Maple Leafs hope shaky starts won't continue over final 11 games
Toronto has fewest games left of all Eastern playoff contenders
For the Toronto Maple Leafs, it's time to rest, not panic.
Losers of three in a row, the Leafs had a full day off Thursday after a rough run of six games in six cities in 10 days. They'll now attempt to regroup before an already tenuous playoff picture gets more dicey.
"First thing is get rest. It's been a gruelling stretch, a ton of travel, a lot of tough games where we're seeing a lot of teams' best efforts here," winger Joffrey Lupul said. "Get some rest and then come back refocused and get some of that confidence back that we had going to the West Coast."
Confidence in the Leafs might be waning from the outside after losing to the Washington Capitals, Detroit Red Wings and Tampa Bay Lightning. But within the locker-room Wednesday night there was plenty of belief that those games featured some positive elements to build on.
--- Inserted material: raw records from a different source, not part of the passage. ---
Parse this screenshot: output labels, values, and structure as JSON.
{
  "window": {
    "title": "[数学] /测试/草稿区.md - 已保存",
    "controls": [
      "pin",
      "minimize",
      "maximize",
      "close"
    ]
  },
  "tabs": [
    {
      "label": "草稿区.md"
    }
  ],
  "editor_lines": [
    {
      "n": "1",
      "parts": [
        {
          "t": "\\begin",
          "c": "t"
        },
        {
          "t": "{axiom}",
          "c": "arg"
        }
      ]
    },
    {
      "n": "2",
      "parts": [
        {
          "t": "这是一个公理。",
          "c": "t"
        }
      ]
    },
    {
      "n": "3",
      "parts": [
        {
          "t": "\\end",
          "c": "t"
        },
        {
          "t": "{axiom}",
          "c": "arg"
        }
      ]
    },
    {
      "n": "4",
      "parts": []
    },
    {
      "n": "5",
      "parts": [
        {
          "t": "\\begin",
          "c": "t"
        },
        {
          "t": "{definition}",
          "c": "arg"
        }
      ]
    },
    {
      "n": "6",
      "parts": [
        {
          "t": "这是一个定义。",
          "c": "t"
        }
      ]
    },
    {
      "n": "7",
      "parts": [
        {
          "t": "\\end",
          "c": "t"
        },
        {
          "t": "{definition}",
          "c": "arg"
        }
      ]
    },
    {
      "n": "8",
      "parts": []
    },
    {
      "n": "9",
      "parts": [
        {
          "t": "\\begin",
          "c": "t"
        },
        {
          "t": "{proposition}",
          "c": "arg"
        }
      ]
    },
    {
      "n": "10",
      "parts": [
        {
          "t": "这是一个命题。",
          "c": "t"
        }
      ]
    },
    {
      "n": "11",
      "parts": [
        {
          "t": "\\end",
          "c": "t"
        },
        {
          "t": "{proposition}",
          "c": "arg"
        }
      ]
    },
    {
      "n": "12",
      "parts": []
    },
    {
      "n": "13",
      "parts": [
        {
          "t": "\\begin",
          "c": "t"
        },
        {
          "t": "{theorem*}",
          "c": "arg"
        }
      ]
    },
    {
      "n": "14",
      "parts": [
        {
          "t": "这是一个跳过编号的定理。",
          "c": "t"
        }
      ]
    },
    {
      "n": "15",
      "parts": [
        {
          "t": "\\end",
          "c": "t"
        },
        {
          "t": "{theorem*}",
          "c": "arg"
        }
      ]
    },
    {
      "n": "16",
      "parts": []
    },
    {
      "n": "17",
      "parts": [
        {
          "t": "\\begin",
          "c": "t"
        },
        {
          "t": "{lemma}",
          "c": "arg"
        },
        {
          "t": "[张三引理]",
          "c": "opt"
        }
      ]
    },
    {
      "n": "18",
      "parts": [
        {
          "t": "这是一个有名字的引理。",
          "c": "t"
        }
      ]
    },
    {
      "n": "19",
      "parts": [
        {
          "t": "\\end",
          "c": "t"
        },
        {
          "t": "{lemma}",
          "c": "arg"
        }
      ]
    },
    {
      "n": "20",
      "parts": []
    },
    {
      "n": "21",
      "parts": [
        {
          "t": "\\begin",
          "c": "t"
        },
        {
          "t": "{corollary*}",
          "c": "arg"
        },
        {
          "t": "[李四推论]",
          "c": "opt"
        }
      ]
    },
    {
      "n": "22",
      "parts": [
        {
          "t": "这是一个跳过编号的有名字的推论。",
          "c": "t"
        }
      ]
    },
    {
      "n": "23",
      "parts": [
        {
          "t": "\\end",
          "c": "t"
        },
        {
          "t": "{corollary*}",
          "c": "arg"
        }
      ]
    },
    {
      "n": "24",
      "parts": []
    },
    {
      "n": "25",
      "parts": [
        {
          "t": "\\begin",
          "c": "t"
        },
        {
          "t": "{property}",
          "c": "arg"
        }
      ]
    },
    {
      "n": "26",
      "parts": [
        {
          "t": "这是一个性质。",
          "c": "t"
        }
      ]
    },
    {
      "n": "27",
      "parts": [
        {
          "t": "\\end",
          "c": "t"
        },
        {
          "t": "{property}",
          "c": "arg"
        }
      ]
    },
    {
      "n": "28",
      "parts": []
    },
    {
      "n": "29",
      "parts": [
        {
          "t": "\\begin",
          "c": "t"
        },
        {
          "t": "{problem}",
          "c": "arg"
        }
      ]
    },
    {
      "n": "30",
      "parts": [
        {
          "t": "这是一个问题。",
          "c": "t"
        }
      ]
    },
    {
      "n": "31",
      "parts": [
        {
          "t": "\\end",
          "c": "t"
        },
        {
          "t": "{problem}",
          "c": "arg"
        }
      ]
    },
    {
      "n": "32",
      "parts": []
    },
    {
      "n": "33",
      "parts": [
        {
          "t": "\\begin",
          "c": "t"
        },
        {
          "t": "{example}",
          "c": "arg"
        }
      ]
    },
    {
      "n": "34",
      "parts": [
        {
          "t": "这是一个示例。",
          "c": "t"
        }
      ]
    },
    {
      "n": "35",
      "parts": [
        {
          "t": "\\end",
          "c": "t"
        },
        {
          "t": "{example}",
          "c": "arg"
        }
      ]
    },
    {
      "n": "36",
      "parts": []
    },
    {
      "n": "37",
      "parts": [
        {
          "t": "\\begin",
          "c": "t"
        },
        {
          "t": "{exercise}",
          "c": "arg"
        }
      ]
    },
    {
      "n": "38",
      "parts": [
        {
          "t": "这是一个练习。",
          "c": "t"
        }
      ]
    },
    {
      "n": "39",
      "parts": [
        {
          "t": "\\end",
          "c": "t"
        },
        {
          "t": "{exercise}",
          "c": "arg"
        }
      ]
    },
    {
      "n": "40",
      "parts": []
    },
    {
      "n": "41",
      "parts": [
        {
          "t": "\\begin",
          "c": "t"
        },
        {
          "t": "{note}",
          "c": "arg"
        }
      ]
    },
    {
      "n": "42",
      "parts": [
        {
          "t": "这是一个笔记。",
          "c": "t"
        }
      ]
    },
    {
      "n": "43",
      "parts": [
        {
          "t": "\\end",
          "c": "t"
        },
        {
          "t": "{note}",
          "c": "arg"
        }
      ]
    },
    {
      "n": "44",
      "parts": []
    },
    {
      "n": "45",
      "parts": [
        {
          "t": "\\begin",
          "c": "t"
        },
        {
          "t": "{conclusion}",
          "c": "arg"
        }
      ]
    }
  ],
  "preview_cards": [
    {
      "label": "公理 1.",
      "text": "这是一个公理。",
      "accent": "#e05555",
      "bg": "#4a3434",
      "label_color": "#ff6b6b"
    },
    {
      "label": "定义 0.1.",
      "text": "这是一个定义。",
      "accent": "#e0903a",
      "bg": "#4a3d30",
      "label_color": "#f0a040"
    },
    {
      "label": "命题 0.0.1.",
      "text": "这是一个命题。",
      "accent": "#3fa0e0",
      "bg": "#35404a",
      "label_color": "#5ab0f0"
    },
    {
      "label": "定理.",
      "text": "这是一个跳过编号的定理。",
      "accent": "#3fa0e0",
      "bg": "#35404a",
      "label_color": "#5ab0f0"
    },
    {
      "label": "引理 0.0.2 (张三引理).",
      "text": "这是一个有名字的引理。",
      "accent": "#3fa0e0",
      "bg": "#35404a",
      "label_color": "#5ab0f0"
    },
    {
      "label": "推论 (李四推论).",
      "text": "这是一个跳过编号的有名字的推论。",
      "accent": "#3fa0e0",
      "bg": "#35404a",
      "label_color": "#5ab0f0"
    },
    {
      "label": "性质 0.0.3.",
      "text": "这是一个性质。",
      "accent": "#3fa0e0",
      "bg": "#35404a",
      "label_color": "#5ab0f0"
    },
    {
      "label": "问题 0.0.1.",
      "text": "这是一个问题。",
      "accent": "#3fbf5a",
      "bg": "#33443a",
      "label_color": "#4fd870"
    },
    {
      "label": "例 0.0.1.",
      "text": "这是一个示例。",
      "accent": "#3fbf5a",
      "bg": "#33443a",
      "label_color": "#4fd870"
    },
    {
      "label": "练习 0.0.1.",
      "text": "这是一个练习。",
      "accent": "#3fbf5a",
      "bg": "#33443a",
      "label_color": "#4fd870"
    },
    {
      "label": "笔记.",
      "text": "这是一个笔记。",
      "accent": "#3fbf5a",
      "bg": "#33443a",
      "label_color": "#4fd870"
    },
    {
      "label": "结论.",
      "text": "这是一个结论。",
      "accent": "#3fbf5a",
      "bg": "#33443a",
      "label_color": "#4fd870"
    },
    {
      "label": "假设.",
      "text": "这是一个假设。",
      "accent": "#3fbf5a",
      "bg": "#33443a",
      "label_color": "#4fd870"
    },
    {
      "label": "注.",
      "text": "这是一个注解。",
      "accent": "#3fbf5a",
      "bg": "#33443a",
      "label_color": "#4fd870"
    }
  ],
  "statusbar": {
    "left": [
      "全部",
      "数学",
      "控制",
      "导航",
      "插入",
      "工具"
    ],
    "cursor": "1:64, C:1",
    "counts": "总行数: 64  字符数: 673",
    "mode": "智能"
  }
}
"No sense in panicking," said goaltender James Reimer, who has been thrust into the starting role since Jonathan Bernier was injured last week. "I think we've played some good hockey in the last three games, at times, and we know what we can do. I obviously believe in our team, we all believe in each other.
"It's a case where, I think, with some fresh legs and kind of a little break here and get back at it, we'll be right back on top of our game again."
Finding the top of their game is paramount to the Leafs, who occupy the first wild-card spot in the Eastern Conference after falling out of the top three in the Atlantic Division. They were as high as second, three points up on the Lightning and Montreal Canadiens, after beating the Kings in Los Angeles on March 13.
In the three games since, Toronto has given up the first goal in each and struggled with defensive breakdowns in front of Reimer.
Fixing the brutal starts might be the first order of business going into Saturday's game against the Montreal Canadiens on Hockey Night in Canada (CBC, CBCSports.ca, 7 p.m. ET).
"We've had a trend over the last three games where we seem like we're starting a little sluggish or we're not getting the exact start that we're wanting," winger Mason Raymond said. "I thought later in [Lightning] game we showed that desperation, but we need that for 60 minutes. I think at the end of the day for me, [the key is] playing the 60 minutes in that desperation mode."
Finding that "desperation mode" could have a lot do to with having more energy in reserve. At least that's coach Randy Carlyle's hope after watching his team run on empty.
"We just come off a 10-day road trip and we play tonight off a back-to-back," Carlyle said Wednesday night following a 5-3 loss to Tampa Bay. "That's not an excuse, but it's a trying situation, and it's not easy."
The Leafs have also made life hard on themselves by giving stars like Steven Stamkos way too much room close to the net. Defensive breakdowns like the ones that led to Stamkos's hat trick are likely on the to-do list for Friday's practice.
"It comes down to doing the basic things, every night doing the simple things," defenceman Tim Gleason said. "I think as a group of five, we really have to button down, get pucks out when we can and do the simple things in our zone and the offence will take care of itself and we'll get our chances."
If the Leafs are getting offensive chances, there's enough firepower from Phil Kessel (35 goals) down the lineup to make things happen. But Kessel, Nikolai Kulemin and defenceman Jake Gardiner (five goals in seven games) scored against Tampa Bay and it wasn't enough.
Only minutes after that defeat, players wanted to move on and separate themselves from this losing streak. The best way to do so is finding a winning recipe — before it gets too late.
The Leafs have played 71 games, the most of any team in contention in the East, which also means they no longer control their playoff hopes. The Detroit Red Wings, who visit Air Canada Centre on March 29, are in the driver's seat if they keep winning.
That's not a comfortable spot to be in with just 11 games remaining in the regular season. These are almost desperate times in Toronto.
"Obviously we haven't played as well as we need to, and we're not sitting here saying that we're playing the type of hockey that is required to have success," Carlyle said. "Well, we lost three games in a row and if we show the desperation that we displayed in the last half of the game for 60 minutes, we surely could improve our chances. That's for sure."